Your throttle body position sensor or TPS is responsible for reading your vehicle's movement data. Your TPS sends electrical signals to your vehicle's computer that communicates the speed and angle of your throttle body.
Your car's computer translates this information to use the right amount of gasoline. And it also uses this to keep tabs on your car's timing, engine load, and your converter clutch to name a few things.
The following are a few signs that your TPS needs to be checked or replaced:
- The simplest yet hardest sign to diagnose is your check engine light is on. This light could indicate a problem with several parts of your engine. So talk to your auto care specialist if you see this light.
- The next sign is a little easier because you will feel jerking or hesitation as you accelerate your car. Take note that the jerking and hesitation won't always occur when you accelerate. This happens because your TPS is not sending the right information to your car, so your vehicle will have trouble complying with your needs.
- Be weary of any surging while idling. This is happening for the reason mentioned in the previous sign.
- Any stalling could be a sign of a bad TPS. Remember that this kind of stalling can occur while you are driving and when you are idling. Your car will stall because your TPS gives bad input to your car, which could cause your vehicle to supply insufficient power or fuel to keep your car on.
- Watch out for a sudden surge of speed as you drive. This usually happens because the TPS has not detected that you've pressed down your pedal. And you subsequently press on the pedal more to satisfy your needs. Your TPS may finally detect your pedal position and cause the surge in speed.
Any of the aforementioned symptoms may be related to your TPS, so you need to check it to see if it needs replacement.
Simple Guide To Replace Your TPS
To replace your TPS, you will need the following:
- A new throttle body position sensor. Make sure that it is the one that matches your vehicle. Ask your auto care specialist or auto parts specialist about this.
To replace your TPS, just follow the next steps:
- Keep your car off when you work on your vehicle. Make sure that the car is cool as well to protect yourself from getting burned.
- The first thing you have to do is find your throttle position sensor. This is usually sitting to the left or the right of your throttle body. You can usually find your throttle body by following the air duct from your air filter. You can refer to your owner's manual, or ask your auto care specialist too.
- You will see a cable connected to your TPS. Disconnect this cable.
- The TPS is usually connected to your throttle body by two simple screws. Remove these screws using your screwdriver. And disconnect your TPS.
- Install your new TPS, and tighten the screws.
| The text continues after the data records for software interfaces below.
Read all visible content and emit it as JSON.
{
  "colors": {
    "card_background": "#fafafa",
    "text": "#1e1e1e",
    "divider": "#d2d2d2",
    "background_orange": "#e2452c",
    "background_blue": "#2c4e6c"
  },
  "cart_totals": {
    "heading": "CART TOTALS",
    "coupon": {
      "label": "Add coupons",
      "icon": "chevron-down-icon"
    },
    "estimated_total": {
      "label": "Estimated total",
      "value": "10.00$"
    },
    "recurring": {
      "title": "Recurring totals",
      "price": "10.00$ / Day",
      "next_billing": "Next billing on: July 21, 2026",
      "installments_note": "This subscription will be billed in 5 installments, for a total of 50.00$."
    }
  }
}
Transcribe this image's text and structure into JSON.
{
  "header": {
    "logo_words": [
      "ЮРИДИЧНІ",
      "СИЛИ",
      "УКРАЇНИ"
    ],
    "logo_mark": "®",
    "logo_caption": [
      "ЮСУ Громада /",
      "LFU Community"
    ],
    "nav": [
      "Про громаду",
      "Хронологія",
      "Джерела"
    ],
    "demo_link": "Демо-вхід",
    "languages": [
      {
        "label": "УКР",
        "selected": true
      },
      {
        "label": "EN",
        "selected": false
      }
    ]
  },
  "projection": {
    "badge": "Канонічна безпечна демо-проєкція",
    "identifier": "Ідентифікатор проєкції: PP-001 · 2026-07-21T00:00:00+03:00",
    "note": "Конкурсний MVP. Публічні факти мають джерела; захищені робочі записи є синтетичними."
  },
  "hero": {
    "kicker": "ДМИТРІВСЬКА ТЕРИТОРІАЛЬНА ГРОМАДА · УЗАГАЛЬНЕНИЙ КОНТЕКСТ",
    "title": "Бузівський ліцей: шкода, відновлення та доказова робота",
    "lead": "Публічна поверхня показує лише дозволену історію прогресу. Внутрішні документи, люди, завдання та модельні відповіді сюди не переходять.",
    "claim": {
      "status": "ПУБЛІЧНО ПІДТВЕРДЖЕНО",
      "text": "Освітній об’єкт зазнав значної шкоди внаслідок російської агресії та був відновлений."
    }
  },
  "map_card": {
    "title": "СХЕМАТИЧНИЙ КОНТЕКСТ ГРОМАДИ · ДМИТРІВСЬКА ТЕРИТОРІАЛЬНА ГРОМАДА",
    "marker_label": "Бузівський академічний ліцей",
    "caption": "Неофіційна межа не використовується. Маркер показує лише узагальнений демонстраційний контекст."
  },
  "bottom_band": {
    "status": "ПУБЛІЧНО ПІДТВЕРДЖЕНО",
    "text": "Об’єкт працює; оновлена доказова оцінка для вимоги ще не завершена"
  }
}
Now re-connect that wire, and you are done.
If the problem has not been solved, then there might be an issue with the entire throttle body or the idle control valve. Talk to your auto care specialist, one like Acheson Auto Body and Service Center West, for further input and help.